#### Exercise goal:
All of the lines below need to be copied exactly, apart from the pictures.

(Web page and app entries)
****************
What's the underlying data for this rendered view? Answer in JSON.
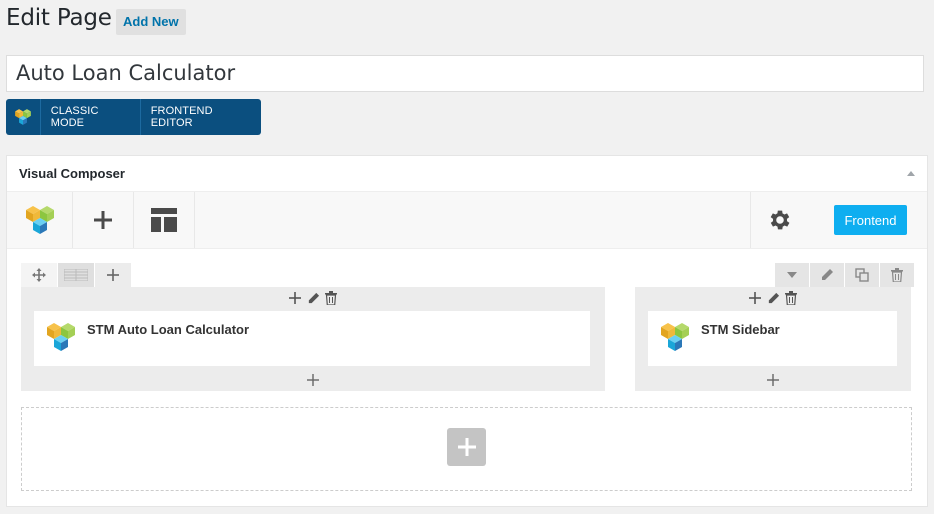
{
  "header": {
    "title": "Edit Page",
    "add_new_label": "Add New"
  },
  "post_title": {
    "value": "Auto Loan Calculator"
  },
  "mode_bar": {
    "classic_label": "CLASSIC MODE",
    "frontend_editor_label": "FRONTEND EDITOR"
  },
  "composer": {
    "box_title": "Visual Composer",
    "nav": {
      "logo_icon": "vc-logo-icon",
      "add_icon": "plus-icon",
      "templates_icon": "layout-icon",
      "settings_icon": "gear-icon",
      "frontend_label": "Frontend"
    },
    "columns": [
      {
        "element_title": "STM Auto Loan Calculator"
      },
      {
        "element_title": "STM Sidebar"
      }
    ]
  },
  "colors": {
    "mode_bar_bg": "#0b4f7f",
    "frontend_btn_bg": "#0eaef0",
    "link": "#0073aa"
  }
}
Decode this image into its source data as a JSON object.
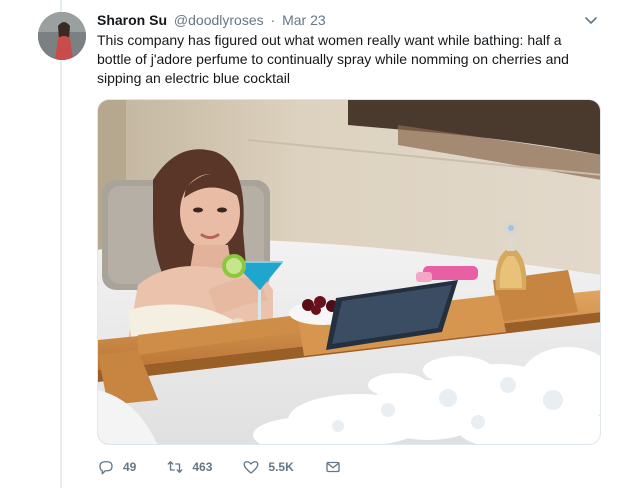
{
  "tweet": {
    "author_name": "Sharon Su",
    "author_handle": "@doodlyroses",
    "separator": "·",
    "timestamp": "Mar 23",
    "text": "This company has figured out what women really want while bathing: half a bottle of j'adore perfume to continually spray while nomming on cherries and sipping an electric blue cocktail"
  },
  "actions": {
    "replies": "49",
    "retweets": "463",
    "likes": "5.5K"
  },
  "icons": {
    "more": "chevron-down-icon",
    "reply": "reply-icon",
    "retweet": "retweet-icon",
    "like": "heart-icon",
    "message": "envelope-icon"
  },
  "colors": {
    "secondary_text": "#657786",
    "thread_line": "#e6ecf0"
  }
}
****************
#### Solved exercise:
What's the underlying data for this rendered view? Answer in JSON.
{
  "header": {
    "title": "Edit Page",
    "add_new_label": "Add New"
  },
  "post_title": {
    "value": "Auto Loan Calculator"
  },
  "mode_bar": {
    "classic_label": "CLASSIC MODE",
    "frontend_editor_label": "FRONTEND EDITOR"
  },
  "composer": {
    "box_title": "Visual Composer",
    "nav": {
      "logo_icon": "vc-logo-icon",
      "add_icon": "plus-icon",
      "templates_icon": "layout-icon",
      "settings_icon": "gear-icon",
      "frontend_label": "Frontend"
    },
    "columns": [
      {
        "element_title": "STM Auto Loan Calculator"
      },
      {
        "element_title": "STM Sidebar"
      }
    ]
  },
  "colors": {
    "mode_bar_bg": "#0b4f7f",
    "frontend_btn_bg": "#0eaef0",
    "link": "#0073aa"
  }
}
Decode this image into its source data as a JSON object.
{
  "tweet": {
    "author_name": "Sharon Su",
    "author_handle": "@doodlyroses",
    "separator": "·",
    "timestamp": "Mar 23",
    "text": "This company has figured out what women really want while bathing: half a bottle of j'adore perfume to continually spray while nomming on cherries and sipping an electric blue cocktail"
  },
  "actions": {
    "replies": "49",
    "retweets": "463",
    "likes": "5.5K"
  },
  "icons": {
    "more": "chevron-down-icon",
    "reply": "reply-icon",
    "retweet": "retweet-icon",
    "like": "heart-icon",
    "message": "envelope-icon"
  },
  "colors": {
    "secondary_text": "#657786",
    "thread_line": "#e6ecf0"
  }
}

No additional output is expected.